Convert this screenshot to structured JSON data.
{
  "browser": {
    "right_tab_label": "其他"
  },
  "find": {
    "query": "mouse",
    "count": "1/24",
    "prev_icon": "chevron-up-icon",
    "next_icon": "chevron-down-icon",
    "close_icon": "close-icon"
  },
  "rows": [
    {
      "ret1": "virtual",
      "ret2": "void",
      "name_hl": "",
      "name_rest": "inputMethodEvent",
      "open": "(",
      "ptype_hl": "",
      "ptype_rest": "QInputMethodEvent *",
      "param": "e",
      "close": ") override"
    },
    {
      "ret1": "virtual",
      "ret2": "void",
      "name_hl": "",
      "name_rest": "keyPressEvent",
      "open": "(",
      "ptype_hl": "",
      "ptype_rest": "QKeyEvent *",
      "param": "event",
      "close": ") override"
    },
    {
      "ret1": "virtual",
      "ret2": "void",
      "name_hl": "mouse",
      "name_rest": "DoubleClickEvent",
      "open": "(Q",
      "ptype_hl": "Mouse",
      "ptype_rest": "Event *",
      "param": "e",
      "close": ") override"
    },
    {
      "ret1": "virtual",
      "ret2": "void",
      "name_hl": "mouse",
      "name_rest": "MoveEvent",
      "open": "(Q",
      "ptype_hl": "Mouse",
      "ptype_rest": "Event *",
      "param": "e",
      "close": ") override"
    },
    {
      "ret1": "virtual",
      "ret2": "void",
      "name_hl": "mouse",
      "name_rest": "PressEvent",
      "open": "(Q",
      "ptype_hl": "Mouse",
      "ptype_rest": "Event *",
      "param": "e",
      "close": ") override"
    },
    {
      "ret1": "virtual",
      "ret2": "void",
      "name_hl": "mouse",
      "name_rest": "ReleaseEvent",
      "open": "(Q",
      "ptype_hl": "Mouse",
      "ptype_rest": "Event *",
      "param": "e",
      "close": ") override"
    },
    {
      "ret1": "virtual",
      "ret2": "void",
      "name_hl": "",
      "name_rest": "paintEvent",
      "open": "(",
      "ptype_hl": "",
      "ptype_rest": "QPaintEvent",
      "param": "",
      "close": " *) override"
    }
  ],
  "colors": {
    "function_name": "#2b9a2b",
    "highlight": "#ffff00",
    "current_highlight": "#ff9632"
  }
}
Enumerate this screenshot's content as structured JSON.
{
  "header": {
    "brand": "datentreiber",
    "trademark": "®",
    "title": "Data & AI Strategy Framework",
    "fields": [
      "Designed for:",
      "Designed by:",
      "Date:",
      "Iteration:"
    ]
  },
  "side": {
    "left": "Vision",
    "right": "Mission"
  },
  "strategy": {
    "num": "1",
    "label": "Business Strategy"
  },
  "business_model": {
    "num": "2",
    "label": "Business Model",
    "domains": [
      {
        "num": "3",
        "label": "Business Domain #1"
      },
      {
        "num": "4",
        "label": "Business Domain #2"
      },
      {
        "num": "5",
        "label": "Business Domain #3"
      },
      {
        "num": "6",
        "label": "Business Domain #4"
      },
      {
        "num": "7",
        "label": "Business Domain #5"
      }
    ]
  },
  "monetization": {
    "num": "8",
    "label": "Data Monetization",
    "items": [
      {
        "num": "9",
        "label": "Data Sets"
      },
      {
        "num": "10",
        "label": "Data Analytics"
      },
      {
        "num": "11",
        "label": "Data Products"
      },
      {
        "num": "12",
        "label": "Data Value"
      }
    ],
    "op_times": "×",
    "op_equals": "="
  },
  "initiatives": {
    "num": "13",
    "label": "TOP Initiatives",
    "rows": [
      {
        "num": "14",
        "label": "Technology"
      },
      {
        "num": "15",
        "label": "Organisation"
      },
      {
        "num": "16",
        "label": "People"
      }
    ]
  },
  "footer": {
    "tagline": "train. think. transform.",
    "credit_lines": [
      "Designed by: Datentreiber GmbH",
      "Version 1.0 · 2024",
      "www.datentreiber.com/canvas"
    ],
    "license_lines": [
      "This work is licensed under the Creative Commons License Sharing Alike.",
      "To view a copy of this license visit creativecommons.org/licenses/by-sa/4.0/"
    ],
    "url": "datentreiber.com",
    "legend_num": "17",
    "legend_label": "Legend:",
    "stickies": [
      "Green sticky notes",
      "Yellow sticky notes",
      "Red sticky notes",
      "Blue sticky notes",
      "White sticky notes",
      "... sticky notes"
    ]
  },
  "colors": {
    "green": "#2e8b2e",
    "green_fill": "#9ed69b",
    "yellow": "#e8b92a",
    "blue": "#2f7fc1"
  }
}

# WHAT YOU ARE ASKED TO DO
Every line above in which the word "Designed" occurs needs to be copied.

# SOLUTION FOR THIS EXERCISE
      "Designed for:",
      "Designed by:",
      "Designed by: Datentreiber GmbH",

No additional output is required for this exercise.